Thursday, July 17, 2014

Swirl. Noise. World. Spinning.

In the moment when my seven-year-old son ran into the room full of knitting Ethiopian ladies excitedly exclaiming "Moooom!" as I scooped him up in a hug even though he's way too leggy for that these days, we were on display.  The room was packed.  There was a summertime energy in the air with the door and windows open, and I know that the knitting Ethiopian ladies were not the ones excitedly yelling my name.

There was conversation to the three new ladies about who this kid was who had his arms and legs wrapped around me.  I don't like feeling on display but I also know that I would write about this more except currently my house is full of the noise of the Disney pandora station, my kids cleaning the kitchen and discussing the little they know about World War 2.

Then I'll brush and brush and brush and brush my hair...wondering when my life begin?...lights will appear just like they do on my birthday each year, what is it like out there where they ... dishwasher loaded.... "Mother actually doesn't know best in that movie, you know, because that's not really her mother--it's a witch. Mom, is Tarzan really popular? So that's why there's so many songs that keep coming up...Mom, you usually really cry in this song..."

I will be here don't you cry.  Cause you'll be in my heart...from this day on now and forever more.

Lump.  Throat.

Wednesday, July 16, 2014

The Best Thing Ever Written About Adoption

She likes the word mother and all the complications it brings.  She isn't interested in true or birth or adoptive or whatever other series of mothers there are in the world.  Gloria was her mother.  Jazzlyn was too.  They were like strangers on a porch, Gloria and Jazzlyn, with the evening sun going down: they were just sat there together and neither could say what the other one knew, so they just kept quiet, and watched the day descend.  One of them said good night, while the other waited.
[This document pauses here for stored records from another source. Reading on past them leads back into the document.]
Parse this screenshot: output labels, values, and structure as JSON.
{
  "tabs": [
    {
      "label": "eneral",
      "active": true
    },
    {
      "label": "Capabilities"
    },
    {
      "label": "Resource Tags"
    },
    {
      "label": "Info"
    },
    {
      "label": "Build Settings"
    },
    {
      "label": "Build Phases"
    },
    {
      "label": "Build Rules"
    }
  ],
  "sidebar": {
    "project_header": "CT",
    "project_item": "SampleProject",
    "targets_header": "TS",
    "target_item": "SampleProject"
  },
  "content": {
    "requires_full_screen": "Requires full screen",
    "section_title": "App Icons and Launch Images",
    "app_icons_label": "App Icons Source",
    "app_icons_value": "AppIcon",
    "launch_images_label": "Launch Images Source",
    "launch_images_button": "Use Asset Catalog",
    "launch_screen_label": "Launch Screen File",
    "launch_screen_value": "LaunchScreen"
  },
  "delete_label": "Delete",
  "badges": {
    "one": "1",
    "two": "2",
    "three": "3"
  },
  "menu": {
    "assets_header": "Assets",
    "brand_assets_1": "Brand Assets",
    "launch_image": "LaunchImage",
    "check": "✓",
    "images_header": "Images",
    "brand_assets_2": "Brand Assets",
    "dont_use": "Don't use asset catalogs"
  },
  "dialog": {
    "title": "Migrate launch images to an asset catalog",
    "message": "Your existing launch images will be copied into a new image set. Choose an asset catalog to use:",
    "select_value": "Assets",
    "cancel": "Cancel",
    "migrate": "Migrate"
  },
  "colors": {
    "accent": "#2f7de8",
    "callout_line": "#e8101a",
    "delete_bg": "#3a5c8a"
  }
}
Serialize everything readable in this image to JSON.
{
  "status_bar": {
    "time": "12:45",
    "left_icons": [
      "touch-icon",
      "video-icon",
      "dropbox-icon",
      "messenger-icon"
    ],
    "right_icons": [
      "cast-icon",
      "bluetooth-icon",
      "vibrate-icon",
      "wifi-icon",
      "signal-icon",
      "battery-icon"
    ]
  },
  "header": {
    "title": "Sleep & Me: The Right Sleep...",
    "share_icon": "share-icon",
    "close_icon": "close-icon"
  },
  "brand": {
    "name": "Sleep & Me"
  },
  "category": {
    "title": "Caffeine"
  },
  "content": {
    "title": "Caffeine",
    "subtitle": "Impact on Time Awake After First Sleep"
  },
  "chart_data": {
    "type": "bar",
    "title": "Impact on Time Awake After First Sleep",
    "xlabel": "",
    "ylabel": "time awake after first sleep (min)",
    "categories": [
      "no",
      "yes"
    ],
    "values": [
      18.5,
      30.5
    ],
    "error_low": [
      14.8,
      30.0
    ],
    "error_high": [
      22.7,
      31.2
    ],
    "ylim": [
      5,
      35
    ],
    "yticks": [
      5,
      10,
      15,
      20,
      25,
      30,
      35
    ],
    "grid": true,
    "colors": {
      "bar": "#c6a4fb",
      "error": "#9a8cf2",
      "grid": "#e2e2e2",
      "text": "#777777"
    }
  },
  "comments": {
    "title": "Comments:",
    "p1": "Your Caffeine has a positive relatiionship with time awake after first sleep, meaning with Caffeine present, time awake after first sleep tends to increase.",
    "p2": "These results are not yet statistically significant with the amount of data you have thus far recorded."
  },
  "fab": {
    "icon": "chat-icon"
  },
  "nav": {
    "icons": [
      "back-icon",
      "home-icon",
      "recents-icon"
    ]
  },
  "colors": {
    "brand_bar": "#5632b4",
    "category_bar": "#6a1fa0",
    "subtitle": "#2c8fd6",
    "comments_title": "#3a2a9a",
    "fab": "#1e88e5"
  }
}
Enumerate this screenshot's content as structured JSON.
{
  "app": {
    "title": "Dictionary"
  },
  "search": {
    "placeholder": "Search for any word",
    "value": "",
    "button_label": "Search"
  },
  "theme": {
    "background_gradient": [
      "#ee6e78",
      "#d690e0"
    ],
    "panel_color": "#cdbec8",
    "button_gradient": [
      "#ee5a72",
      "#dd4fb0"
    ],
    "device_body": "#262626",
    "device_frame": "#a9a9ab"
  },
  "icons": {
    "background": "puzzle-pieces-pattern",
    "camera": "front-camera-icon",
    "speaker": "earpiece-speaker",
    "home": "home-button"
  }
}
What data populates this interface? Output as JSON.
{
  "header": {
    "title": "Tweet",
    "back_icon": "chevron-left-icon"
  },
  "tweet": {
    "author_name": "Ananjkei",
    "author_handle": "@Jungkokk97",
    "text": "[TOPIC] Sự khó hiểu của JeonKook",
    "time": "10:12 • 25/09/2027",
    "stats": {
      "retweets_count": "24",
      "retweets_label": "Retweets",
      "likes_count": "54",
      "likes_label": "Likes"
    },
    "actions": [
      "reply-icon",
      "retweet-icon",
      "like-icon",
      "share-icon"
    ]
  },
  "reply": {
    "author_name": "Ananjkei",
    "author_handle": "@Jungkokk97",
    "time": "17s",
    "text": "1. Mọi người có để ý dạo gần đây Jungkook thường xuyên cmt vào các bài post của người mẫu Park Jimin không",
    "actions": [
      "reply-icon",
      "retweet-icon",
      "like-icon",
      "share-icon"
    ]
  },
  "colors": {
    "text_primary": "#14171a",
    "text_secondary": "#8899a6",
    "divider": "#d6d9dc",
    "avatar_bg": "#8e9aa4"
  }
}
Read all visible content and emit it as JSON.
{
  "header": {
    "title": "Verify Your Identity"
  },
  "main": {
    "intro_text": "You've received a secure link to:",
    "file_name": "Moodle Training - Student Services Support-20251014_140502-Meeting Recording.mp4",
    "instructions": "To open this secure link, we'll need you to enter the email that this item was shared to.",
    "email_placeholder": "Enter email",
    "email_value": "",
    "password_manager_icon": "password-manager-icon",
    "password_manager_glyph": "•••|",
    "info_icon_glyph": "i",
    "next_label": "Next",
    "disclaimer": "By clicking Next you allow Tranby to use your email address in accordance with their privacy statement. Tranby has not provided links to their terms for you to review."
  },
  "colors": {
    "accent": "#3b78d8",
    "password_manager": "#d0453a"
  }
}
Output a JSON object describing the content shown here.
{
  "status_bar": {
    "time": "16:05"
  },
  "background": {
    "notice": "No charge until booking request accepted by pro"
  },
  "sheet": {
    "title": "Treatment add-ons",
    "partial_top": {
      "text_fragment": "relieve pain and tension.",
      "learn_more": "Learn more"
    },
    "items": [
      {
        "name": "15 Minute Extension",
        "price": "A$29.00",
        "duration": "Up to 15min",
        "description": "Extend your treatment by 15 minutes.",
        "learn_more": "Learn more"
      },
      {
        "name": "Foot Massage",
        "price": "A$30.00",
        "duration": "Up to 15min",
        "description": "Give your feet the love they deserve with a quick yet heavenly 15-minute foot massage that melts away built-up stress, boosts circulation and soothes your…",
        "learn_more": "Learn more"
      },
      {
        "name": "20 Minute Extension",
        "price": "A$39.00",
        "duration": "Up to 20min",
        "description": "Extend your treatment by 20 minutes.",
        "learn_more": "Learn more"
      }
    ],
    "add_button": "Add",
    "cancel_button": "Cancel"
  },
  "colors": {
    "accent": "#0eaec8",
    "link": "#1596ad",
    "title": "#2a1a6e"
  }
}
                                                                                  --Colum McCann in Let the Great World Spin

Monday, July 14, 2014

The thick middle

I hear that old 10,000 Maniacs song "These Are the Days" in my head a lot of the time.  Maybe it's that the summer so far has allowed us time to slow down in the best possible way with no hard schedules to follow, but I seem more aware than usual lately that I'm living the rich middle years of life where we pour out the best of ourselves to those in our orbit who depend on us showing up every day.  We show up whether we feel like it or not, and most days I feel like it though not always.

I keep having moments lately that often center around our front porch.  There is early evening soft light and a lot of green.  Perfect temperature.  Warm, not too hot.  Windows open.  The dog at my feet and the kids playing on the block somewhere.  I have a glass of cold tea with little to no ice.  A book.  Last was The Unlikely Pilgrimage of Harold Fry and now nearing the end of Let the Great World Spin, a book that swallows me up, leaving my head in a fog (the best kind).

I feel self-conscious about the French housemate seeing my box of savignon blanc from Target.  Maybe she's judging me, maybe not.  She just sits there at our dining room table with her library book and cup of tea, in her long skirt and black tank-top, hair pulled in a loose ponytail at the nape of her neck, being all beautiful and French.  I taught her last month how to pronounce the word 'banjo' with a nasal /a/ sound because seriously, she was pronouncing it so horribly that we couldn't understand her.  She rides her bike around town, sitting with perfect posture on her borrowed fixed-gear bike and she goes on long runs and she bakes Brazilian breakfast rolls with cheese so delicious and chewy that my head was spinning.

I must remember these things because the middle years don't last forever.